    • Form 5339LEARNING AREA:LEARNING OBJECTIVESPupils will be taught to…SUGGESTED TEACHING ANDLEARNING ACTIVITIESLEARNING OUTCOMESPupils will be able to…POINTS TO NOTE VOCABULARYUse models.Find the distance between two cities ortowns on the same parallel of latitude asa group project.Use the globe and a few pieces of stringto show how to determine the shortestdistance between two points on thesurface of the earth.(vi) State the relation between theradius of the earth and the radiusof a parallel of latitude.(vii) State the relation between thelength of an arc on the equatorbetween two meridians and thelength of the corresponding arcon a parallel of latitude.(viii) Find the distance between twopoints measured along a parallelof latitude.(ix) Find the longitude of a pointgiven the longitude of anotherpoint and the distance betweenthe two points along a parallel oflatitude.(x) Find the shortest distancebetween two points on thesurface of the earth.(xi) Solve problems involving:a) distance between two points,b) travelling on the surface ofthe earth.Limit to two points onthe equator or a greatcircle through the poles.Use knot as the unit forspeed in navigation andaviation.

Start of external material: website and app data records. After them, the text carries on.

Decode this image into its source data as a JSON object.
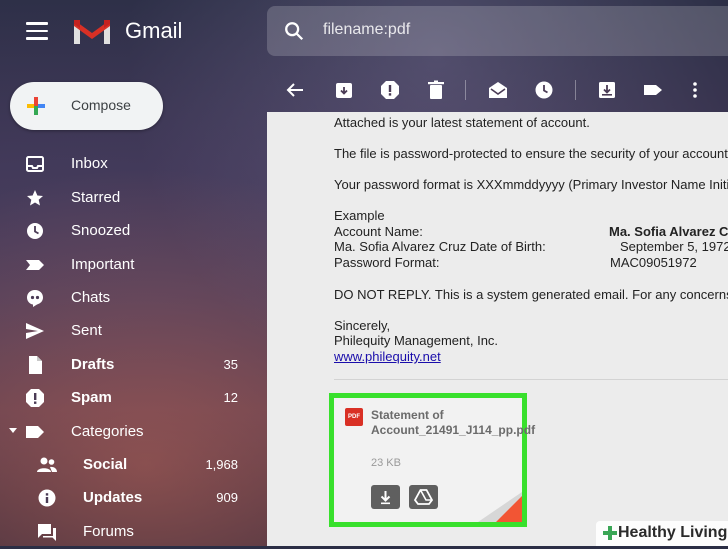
{
  "header": {
    "app_name": "Gmail",
    "search_value": "filename:pdf"
  },
  "compose": {
    "label": "Compose"
  },
  "sidebar": {
    "items": [
      {
        "label": "Inbox",
        "icon": "inbox-icon",
        "bold": false,
        "count": ""
      },
      {
        "label": "Starred",
        "icon": "star-icon",
        "bold": false,
        "count": ""
      },
      {
        "label": "Snoozed",
        "icon": "clock-icon",
        "bold": false,
        "count": ""
      },
      {
        "label": "Important",
        "icon": "important-icon",
        "bold": false,
        "count": ""
      },
      {
        "label": "Chats",
        "icon": "chat-icon",
        "bold": false,
        "count": ""
      },
      {
        "label": "Sent",
        "icon": "send-icon",
        "bold": false,
        "count": ""
      },
      {
        "label": "Drafts",
        "icon": "draft-icon",
        "bold": true,
        "count": "35"
      },
      {
        "label": "Spam",
        "icon": "spam-icon",
        "bold": true,
        "count": "12"
      },
      {
        "label": "Categories",
        "icon": "label-icon",
        "bold": false,
        "count": ""
      },
      {
        "label": "Social",
        "icon": "people-icon",
        "bold": true,
        "count": "1,968"
      },
      {
        "label": "Updates",
        "icon": "info-icon",
        "bold": true,
        "count": "909"
      },
      {
        "label": "Forums",
        "icon": "forum-icon",
        "bold": false,
        "count": ""
      }
    ]
  },
  "toolbar": {
    "buttons": [
      "back-icon",
      "archive-icon",
      "report-spam-icon",
      "delete-icon",
      "mark-unread-icon",
      "snooze-icon",
      "move-to-icon",
      "labels-icon",
      "more-icon"
    ]
  },
  "email": {
    "line1": "Attached is your latest statement of account.",
    "line2": "The file is password-protected to ensure the security of your account.",
    "line3": "Your password format is XXXmmddyyyy (Primary Investor Name Initials + Date of Birth)",
    "example_heading": "Example",
    "example": [
      {
        "key": "Account Name:",
        "value": "Ma. Sofia Alvarez Cruz"
      },
      {
        "key": "Ma. Sofia Alvarez Cruz Date of Birth:",
        "value": "September 5, 1972"
      },
      {
        "key": "Password Format:",
        "value": "MAC09051972"
      }
    ],
    "no_reply": "DO NOT REPLY. This is a system generated email. For any concerns,",
    "sign_off": "Sincerely,",
    "company": "Philequity Management, Inc.",
    "link": "www.philequity.net"
  },
  "attachment": {
    "file_type": "PDF",
    "name": "Statement of Account_21491_J114_pp.pdf",
    "size": "23 KB",
    "highlight_color": "#38e02c"
  },
  "watermark": {
    "text": "Healthy Living"
  }
}
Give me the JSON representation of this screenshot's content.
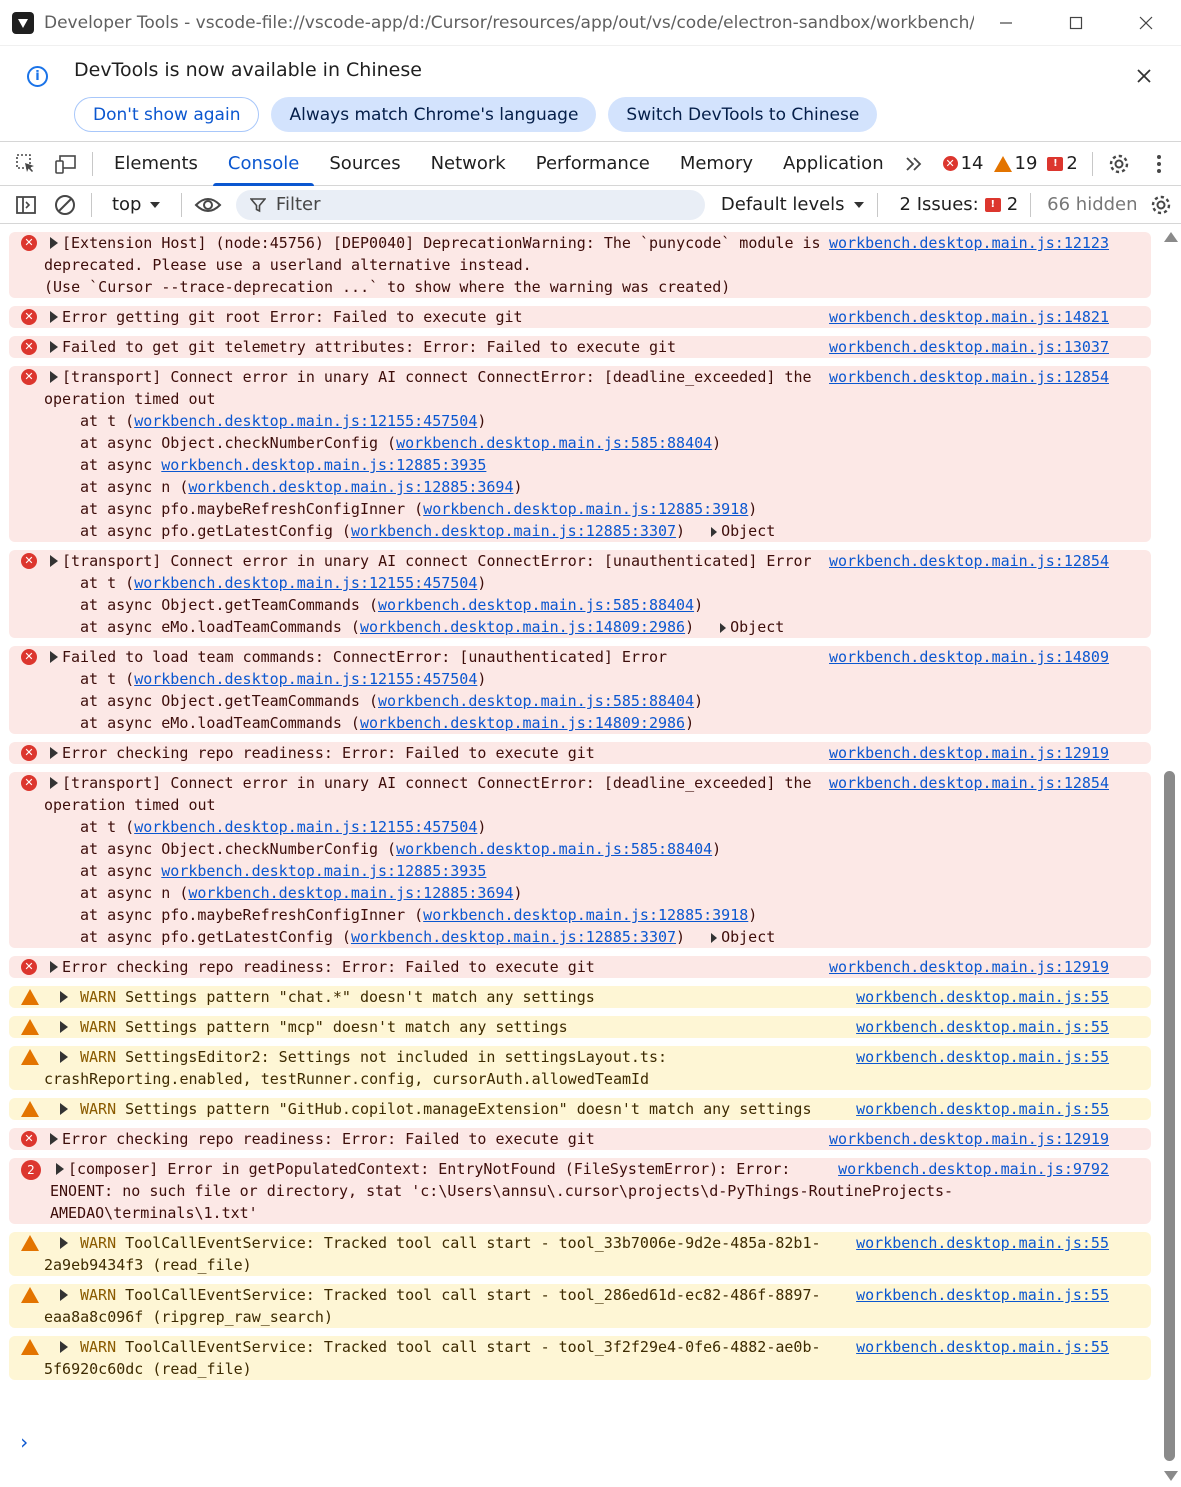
{
  "window": {
    "title": "Developer Tools - vscode-file://vscode-app/d:/Cursor/resources/app/out/vs/code/electron-sandbox/workbench/w...",
    "minimize_icon": "minimize-icon",
    "maximize_icon": "maximize-icon",
    "close_icon": "close-icon"
  },
  "infobar": {
    "message": "DevTools is now available in Chinese",
    "buttons": [
      "Don't show again",
      "Always match Chrome's language",
      "Switch DevTools to Chinese"
    ]
  },
  "tabs": [
    "Elements",
    "Console",
    "Sources",
    "Network",
    "Performance",
    "Memory",
    "Application"
  ],
  "active_tab": "Console",
  "counts": {
    "errors": "14",
    "warnings": "19",
    "issues": "2"
  },
  "toolbar": {
    "context": "top",
    "filter_placeholder": "Filter",
    "levels": "Default levels",
    "issues_label": "2 Issues:",
    "issues_count": "2",
    "hidden": "66 hidden"
  },
  "colors": {
    "accent": "#0b57d0",
    "error_bg": "#fce8e6",
    "warn_bg": "#fef6d5",
    "error": "#dc362e",
    "warn": "#e37400"
  },
  "messages": [
    {
      "type": "err",
      "src": "workbench.desktop.main.js:12123",
      "lines": [
        "[Extension Host] (node:45756) [DEP0040] DeprecationWarning: The `punycode` module is",
        "deprecated. Please use a userland alternative instead.",
        "(Use `Cursor --trace-deprecation ...` to show where the warning was created)"
      ]
    },
    {
      "type": "err",
      "src": "workbench.desktop.main.js:14821",
      "lines": [
        "Error getting git root Error: Failed to execute git"
      ]
    },
    {
      "type": "err",
      "src": "workbench.desktop.main.js:13037",
      "lines": [
        "Failed to get git telemetry attributes: Error: Failed to execute git"
      ]
    },
    {
      "type": "err",
      "src": "workbench.desktop.main.js:12854",
      "lines": [
        "[transport] Connect error in unary AI connect ConnectError: [deadline_exceeded] the",
        "operation timed out"
      ],
      "stack": [
        [
          "at t (",
          "workbench.desktop.main.js:12155:457504",
          ")"
        ],
        [
          "at async Object.checkNumberConfig (",
          "workbench.desktop.main.js:585:88404",
          ")"
        ],
        [
          "at async ",
          "workbench.desktop.main.js:12885:3935",
          ""
        ],
        [
          "at async n (",
          "workbench.desktop.main.js:12885:3694",
          ")"
        ],
        [
          "at async pfo.maybeRefreshConfigInner (",
          "workbench.desktop.main.js:12885:3918",
          ")"
        ],
        [
          "at async pfo.getLatestConfig (",
          "workbench.desktop.main.js:12885:3307",
          ")"
        ]
      ],
      "object": "Object"
    },
    {
      "type": "err",
      "src": "workbench.desktop.main.js:12854",
      "lines": [
        "[transport] Connect error in unary AI connect ConnectError: [unauthenticated] Error"
      ],
      "stack": [
        [
          "at t (",
          "workbench.desktop.main.js:12155:457504",
          ")"
        ],
        [
          "at async Object.getTeamCommands (",
          "workbench.desktop.main.js:585:88404",
          ")"
        ],
        [
          "at async eMo.loadTeamCommands (",
          "workbench.desktop.main.js:14809:2986",
          ")"
        ]
      ],
      "object": "Object"
    },
    {
      "type": "err",
      "src": "workbench.desktop.main.js:14809",
      "lines": [
        "Failed to load team commands: ConnectError: [unauthenticated] Error"
      ],
      "stack": [
        [
          "at t (",
          "workbench.desktop.main.js:12155:457504",
          ")"
        ],
        [
          "at async Object.getTeamCommands (",
          "workbench.desktop.main.js:585:88404",
          ")"
        ],
        [
          "at async eMo.loadTeamCommands (",
          "workbench.desktop.main.js:14809:2986",
          ")"
        ]
      ]
    },
    {
      "type": "err",
      "src": "workbench.desktop.main.js:12919",
      "lines": [
        "Error checking repo readiness: Error: Failed to execute git"
      ]
    },
    {
      "type": "err",
      "src": "workbench.desktop.main.js:12854",
      "lines": [
        "[transport] Connect error in unary AI connect ConnectError: [deadline_exceeded] the",
        "operation timed out"
      ],
      "stack": [
        [
          "at t (",
          "workbench.desktop.main.js:12155:457504",
          ")"
        ],
        [
          "at async Object.checkNumberConfig (",
          "workbench.desktop.main.js:585:88404",
          ")"
        ],
        [
          "at async ",
          "workbench.desktop.main.js:12885:3935",
          ""
        ],
        [
          "at async n (",
          "workbench.desktop.main.js:12885:3694",
          ")"
        ],
        [
          "at async pfo.maybeRefreshConfigInner (",
          "workbench.desktop.main.js:12885:3918",
          ")"
        ],
        [
          "at async pfo.getLatestConfig (",
          "workbench.desktop.main.js:12885:3307",
          ")"
        ]
      ],
      "object": "Object"
    },
    {
      "type": "err",
      "src": "workbench.desktop.main.js:12919",
      "lines": [
        "Error checking repo readiness: Error: Failed to execute git"
      ]
    },
    {
      "type": "warn",
      "src": "workbench.desktop.main.js:55",
      "warn": true,
      "lines": [
        "Settings pattern \"chat.*\" doesn't match any settings"
      ]
    },
    {
      "type": "warn",
      "src": "workbench.desktop.main.js:55",
      "warn": true,
      "lines": [
        "Settings pattern \"mcp\" doesn't match any settings"
      ]
    },
    {
      "type": "warn",
      "src": "workbench.desktop.main.js:55",
      "warn": true,
      "lines": [
        "SettingsEditor2: Settings not included in settingsLayout.ts:",
        "crashReporting.enabled, testRunner.config, cursorAuth.allowedTeamId"
      ]
    },
    {
      "type": "warn",
      "src": "workbench.desktop.main.js:55",
      "warn": true,
      "lines": [
        "Settings pattern \"GitHub.copilot.manageExtension\" doesn't match any settings"
      ]
    },
    {
      "type": "err",
      "src": "workbench.desktop.main.js:12919",
      "lines": [
        "Error checking repo readiness: Error: Failed to execute git"
      ]
    },
    {
      "type": "err",
      "src": "workbench.desktop.main.js:9792",
      "badge": "2",
      "lines": [
        "[composer] Error in getPopulatedContext: EntryNotFound (FileSystemError): Error:",
        "ENOENT: no such file or directory, stat 'c:\\Users\\annsu\\.cursor\\projects\\d-PyThings-RoutineProjects-",
        "AMEDAO\\terminals\\1.txt'"
      ]
    },
    {
      "type": "warn",
      "src": "workbench.desktop.main.js:55",
      "warn": true,
      "lines": [
        "ToolCallEventService: Tracked tool call start - tool_33b7006e-9d2e-485a-82b1-",
        "2a9eb9434f3 (read_file)"
      ]
    },
    {
      "type": "warn",
      "src": "workbench.desktop.main.js:55",
      "warn": true,
      "lines": [
        "ToolCallEventService: Tracked tool call start - tool_286ed61d-ec82-486f-8897-",
        "eaa8a8c096f (ripgrep_raw_search)"
      ]
    },
    {
      "type": "warn",
      "src": "workbench.desktop.main.js:55",
      "warn": true,
      "lines": [
        "ToolCallEventService: Tracked tool call start - tool_3f2f29e4-0fe6-4882-ae0b-",
        "5f6920c60dc (read_file)"
      ]
    }
  ],
  "warn_label": "WARN",
  "prompt": "›"
}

    • Form 53410LEARNING AREA:LEARNING OBJECTIVESPupils will be taught to…SUGGESTED TEACHING ANDLEARNING ACTIVITIESLEARNING OUTCOMESPupils will be able to…POINTS TO NOTE VOCABULARY1 Understand and use theconcept of orthogonalprojection.Use models, blocks or plan and elevationkit.(i) Identify orthogonal projection.(ii) Draw orthogonal projection,given an object and a plane.(iii) Determine the differencebetween an object and itsorthogonal projection withrespect to edges and angles.Emphasise the differentuse of dashed lines andsolid lines.Begin with simple solidobjects such as cube,cuboid, cylinder, cone,prism and right pyramid.orthogonalprojection2 Understand and use theconcept of plan andelevation.Carry out activities in groups where pupilscombine two or more different shapes ofsimple solid objects into interesting modelsand draw plans and elevations for thesemodels.Use examples to show that it is importantto have a plan and at least two sideelevations to construct an object.(i) Draw the plan of a solid object.(ii) Draw:a) the front elevation,b) side elevationof a solid object.Include drawing planand elevation in onediagram showingprojection lines.Limit to full-scaledrawings only.planfront elevationside elevation
    • Form 53510LEARNING AREA:LEARNING OBJECTIVESPupils will be taught to…SUGGESTED TEACHING ANDLEARNING ACTIVITIESLEARNING OUTCOMESPupils will be able to…POINTS TO NOTE VOCABULARYCarry out group project:Draw plan and elevations of buildings orstructures, for example pupils orteacher’s dream homes and construct ascale model based on the drawings.Involve real life situations such as inbuilding prototypes and using actualhome plans.(iii) Draw:a) the plan,b) the front elevation,c) the side elevationof a solid object to scale.(iv) Solve problems involving planand elevation.